When he was playing, the piano sang. In his music, there's so much nuance and melody and phrasing and dynamics — it was pure love and passion. When I talked to him about it, he was always telling me how close Russian culture — Russian art, Russian music — was to his heart, and how he felt part Russian. When he came to Moscow for the first time to participate in the Tchaikovsky Competition, he immediately felt that he'd found part of his soul. He felt so comfortable there. And I know that feeling too: I remember that when I came to Fort Worth to play in the Van Cliburn Competition, I felt the same way about Texas.
Among my favorite Van Cliburn recordings are the Rachmaninoff Piano Concerto No. 3 and the Rachmaninoff Piano Sonata No. 2. Everything that he was doing was so remarkable and so unforgettable. For a little child like me, it was such an inspiration.

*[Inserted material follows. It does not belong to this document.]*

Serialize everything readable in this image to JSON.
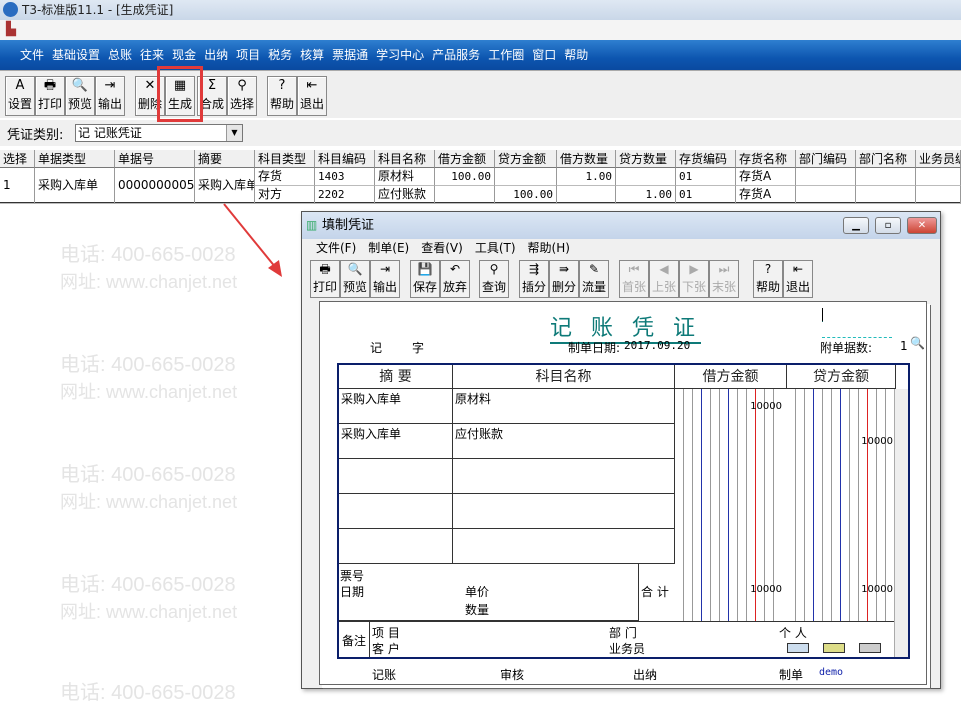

I always wanted to meet him; that's actually why I wanted to participate in the Van Cliburn Competition, just to meet him. Then to actually meet him, to shake his hand to hug him — that was the biggest prize for me.
One of the most incredible memories for me was to go to his house and to see his collection of beautiful old Steinways. One was his mother's piano, which he kept in a special room that he called "the Russian room" — and I played for him, on that piano, the Rachmaninoff Second Piano Concerto. He gave me such an incredible lesson; we spent a couple of hours there, talking and sharing.
After I won the competition, I lived in Texas for a couple of years, not far from Van's house. That was an incredible time for me. After I moved to New York, every time I could I went to visit him. And I'm very proud that my son Vladik (Vladislav), who is also playing piano now and studying at the Juilliard pre-college program, was given the very first Van Cliburn scholarship at Juilliard at the beginning of this year. Van told me how proud he was of Vladik, and I'm just so happy that my son can carry on that music and that inspiration from such a great man.